» **Problem**
Search the records for the string "title". Copy each line where it occurs.

*** Opening of Material for this task ***

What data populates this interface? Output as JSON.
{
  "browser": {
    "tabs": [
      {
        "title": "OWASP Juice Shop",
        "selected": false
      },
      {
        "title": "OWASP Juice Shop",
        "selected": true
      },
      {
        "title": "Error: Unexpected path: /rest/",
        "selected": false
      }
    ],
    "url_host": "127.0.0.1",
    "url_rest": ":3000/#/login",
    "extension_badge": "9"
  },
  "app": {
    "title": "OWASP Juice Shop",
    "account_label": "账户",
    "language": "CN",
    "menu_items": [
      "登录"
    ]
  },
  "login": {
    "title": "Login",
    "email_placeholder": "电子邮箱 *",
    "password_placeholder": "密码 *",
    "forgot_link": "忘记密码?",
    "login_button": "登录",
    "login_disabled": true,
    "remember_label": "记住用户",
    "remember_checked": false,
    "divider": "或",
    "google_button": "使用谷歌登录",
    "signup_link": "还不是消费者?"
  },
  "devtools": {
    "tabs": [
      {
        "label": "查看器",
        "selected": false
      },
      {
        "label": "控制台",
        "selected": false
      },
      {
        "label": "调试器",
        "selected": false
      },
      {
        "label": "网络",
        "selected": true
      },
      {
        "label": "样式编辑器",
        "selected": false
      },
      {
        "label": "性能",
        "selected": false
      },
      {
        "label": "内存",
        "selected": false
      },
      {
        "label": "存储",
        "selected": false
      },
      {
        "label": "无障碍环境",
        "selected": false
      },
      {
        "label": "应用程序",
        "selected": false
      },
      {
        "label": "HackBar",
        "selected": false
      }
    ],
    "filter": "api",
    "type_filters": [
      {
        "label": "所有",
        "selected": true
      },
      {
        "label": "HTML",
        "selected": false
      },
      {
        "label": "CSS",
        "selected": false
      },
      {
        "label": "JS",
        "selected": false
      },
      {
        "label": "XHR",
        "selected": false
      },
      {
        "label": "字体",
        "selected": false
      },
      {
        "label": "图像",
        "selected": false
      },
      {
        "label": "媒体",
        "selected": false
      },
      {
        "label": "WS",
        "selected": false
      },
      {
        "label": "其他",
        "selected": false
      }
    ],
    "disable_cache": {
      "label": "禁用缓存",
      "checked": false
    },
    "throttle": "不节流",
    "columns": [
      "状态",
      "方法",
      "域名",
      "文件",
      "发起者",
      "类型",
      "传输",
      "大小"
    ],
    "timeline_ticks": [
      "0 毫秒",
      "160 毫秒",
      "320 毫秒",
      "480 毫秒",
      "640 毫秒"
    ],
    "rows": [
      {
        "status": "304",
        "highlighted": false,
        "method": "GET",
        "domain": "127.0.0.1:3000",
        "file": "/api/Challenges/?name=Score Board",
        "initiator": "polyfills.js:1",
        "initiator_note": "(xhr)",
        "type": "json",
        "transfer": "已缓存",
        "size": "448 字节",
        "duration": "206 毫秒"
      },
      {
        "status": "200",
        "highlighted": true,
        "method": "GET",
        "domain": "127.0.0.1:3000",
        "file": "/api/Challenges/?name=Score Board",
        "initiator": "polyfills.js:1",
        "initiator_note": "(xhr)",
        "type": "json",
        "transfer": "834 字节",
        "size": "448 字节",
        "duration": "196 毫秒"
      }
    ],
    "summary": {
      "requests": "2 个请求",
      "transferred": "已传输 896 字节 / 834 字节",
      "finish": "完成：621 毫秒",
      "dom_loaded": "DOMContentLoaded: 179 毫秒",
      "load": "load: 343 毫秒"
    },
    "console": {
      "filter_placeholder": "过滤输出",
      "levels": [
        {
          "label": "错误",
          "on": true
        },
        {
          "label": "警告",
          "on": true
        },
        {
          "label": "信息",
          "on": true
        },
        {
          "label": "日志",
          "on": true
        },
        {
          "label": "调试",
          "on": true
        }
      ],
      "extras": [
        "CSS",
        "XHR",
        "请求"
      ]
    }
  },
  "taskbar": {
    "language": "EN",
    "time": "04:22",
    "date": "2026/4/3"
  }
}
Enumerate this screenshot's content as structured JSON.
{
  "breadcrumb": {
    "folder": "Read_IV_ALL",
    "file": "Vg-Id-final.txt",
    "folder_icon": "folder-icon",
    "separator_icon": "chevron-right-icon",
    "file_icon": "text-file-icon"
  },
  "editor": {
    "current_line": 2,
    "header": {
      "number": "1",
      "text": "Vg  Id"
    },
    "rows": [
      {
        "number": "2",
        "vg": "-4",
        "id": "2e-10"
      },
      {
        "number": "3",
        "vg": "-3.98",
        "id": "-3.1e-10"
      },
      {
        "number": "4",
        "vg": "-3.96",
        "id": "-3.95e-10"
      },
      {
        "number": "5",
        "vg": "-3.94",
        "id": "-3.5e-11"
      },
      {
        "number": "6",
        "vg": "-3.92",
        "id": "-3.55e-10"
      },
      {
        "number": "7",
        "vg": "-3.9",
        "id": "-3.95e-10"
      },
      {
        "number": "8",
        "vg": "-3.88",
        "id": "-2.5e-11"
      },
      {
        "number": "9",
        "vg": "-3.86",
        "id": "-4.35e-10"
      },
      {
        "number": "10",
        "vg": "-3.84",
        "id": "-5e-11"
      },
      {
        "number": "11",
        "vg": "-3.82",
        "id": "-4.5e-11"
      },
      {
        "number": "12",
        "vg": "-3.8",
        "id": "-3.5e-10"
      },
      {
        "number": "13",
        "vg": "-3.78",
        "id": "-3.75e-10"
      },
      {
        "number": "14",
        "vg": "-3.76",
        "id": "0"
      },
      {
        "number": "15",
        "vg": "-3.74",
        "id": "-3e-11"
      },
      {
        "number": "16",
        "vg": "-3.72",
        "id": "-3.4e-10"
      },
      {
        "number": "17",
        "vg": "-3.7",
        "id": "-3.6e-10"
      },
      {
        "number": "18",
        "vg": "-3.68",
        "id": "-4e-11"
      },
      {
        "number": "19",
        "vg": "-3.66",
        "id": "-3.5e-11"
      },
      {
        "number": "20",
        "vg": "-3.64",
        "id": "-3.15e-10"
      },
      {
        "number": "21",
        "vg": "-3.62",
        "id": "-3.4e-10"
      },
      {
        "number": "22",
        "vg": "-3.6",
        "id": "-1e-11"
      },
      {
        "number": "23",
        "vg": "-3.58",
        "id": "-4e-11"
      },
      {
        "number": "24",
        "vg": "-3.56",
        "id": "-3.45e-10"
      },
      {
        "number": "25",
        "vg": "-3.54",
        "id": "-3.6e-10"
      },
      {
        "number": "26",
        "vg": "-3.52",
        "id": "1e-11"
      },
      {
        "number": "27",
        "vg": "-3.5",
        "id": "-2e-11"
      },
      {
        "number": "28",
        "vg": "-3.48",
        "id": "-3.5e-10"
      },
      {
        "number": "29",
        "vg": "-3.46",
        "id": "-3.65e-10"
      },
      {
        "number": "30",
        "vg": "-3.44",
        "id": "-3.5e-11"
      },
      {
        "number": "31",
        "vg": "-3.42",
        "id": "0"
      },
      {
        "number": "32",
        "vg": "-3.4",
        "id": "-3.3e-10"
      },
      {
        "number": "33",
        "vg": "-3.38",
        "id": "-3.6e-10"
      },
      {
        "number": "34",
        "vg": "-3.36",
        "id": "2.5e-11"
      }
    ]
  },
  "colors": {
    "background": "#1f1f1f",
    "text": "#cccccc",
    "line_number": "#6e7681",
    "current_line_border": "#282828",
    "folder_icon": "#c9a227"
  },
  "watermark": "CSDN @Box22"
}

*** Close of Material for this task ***

» **Task output**
        "title": "OWASP Juice Shop",
        "title": "OWASP Juice Shop",
        "title": "Error: Unexpected path: /rest/",
    "title": "OWASP Juice Shop",
    "title": "Login",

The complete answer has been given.